Digital Textile Printing Driven by Signage
and Now Expanding Into New Areas
The digital printing of textiles has been going on since the mid 90s with electrostatic (e-stat) and inkjet printers, either by direct printing (in the case of inkjet) and via dye sublimation transfer (inkjet and e-stat). Today advances in inkjet printers, e.g., direct to fabric sublimation printers, combined with growth in textile applications such as soft signage and apparel are driving the market for digital textile printing. I.T. Strategies estimates that in 2005, 2,300 dedicated digital textile printers (units) produced more than 900 million square feet of digitally printed textiles. Of this 75% (just under 700 million square feet) was signage related and 25% (233 million square feet) is in newer application areas such as interior furnishings and apparel. By 2010, I.T. Strategies expects that digitally printed textiles will grow at a CAGR of 19% to more than two billion square feet printed on more than 5,000 dedicated digital textile printers.
Soft signage is a sub-segment of the larger signage market. The reasons for the success of digitally printed soft signage are: that it is different from paper/vinyl and therefore will get the viewer's attention; fabric signage creates an upscale impression; reduced costs related to the fact that fabric is lightweight and flexible meaning that shipping costs are lower; and finally, if the competition has it, then other shops have to follow. The growing competition in the signage market has caused some Print-for-Pay shops to look to other areas for growth. One of those areas is decorative products. Technically speaking it is a relatively small jump from advertising-related signage into these new applications.

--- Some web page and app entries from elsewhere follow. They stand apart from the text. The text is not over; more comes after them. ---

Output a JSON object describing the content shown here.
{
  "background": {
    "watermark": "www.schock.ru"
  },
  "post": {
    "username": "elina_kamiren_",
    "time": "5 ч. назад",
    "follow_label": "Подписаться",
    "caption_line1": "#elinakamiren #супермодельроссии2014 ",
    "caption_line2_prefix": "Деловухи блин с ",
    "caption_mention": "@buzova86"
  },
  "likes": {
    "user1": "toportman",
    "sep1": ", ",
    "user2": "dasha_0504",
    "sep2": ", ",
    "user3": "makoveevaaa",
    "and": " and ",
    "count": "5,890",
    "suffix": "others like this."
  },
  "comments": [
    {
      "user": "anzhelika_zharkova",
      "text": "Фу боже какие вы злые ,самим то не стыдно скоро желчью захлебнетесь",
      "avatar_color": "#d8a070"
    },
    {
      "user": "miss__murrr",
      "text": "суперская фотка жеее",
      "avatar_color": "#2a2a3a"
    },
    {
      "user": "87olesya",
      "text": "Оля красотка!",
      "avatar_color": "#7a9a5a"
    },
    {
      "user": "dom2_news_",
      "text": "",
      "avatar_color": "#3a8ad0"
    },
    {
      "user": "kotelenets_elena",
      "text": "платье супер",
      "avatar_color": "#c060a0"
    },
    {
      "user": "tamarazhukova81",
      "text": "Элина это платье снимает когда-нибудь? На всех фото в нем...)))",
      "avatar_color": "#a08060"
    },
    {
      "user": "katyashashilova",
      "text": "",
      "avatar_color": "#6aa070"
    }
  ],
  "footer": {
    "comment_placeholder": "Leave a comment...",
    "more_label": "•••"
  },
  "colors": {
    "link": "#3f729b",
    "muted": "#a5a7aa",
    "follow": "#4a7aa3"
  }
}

According to Patti Williams, Consulting Partner at I.T. Strategies, "The market for soft signage has been around for more than seven years and is fairly well understood. Newer and less understood is the market for digitally printed textiles for non-signage applications. In this area some of the drivers include: the value of brand as companies such as Herman Miller and Steelcase use digital printing to customize textile-based office structures with a customer's brand or logo; new systems of parallel, low-throughput inkjet printers printing simultaneously, such as the DPA system developed by Stork; Italian companies using inkjet printers to respond to Chinese competition; and designers and crafters entering the market and making investments in inkjet textile printers such as the DuPont Artistri."
source IT startegies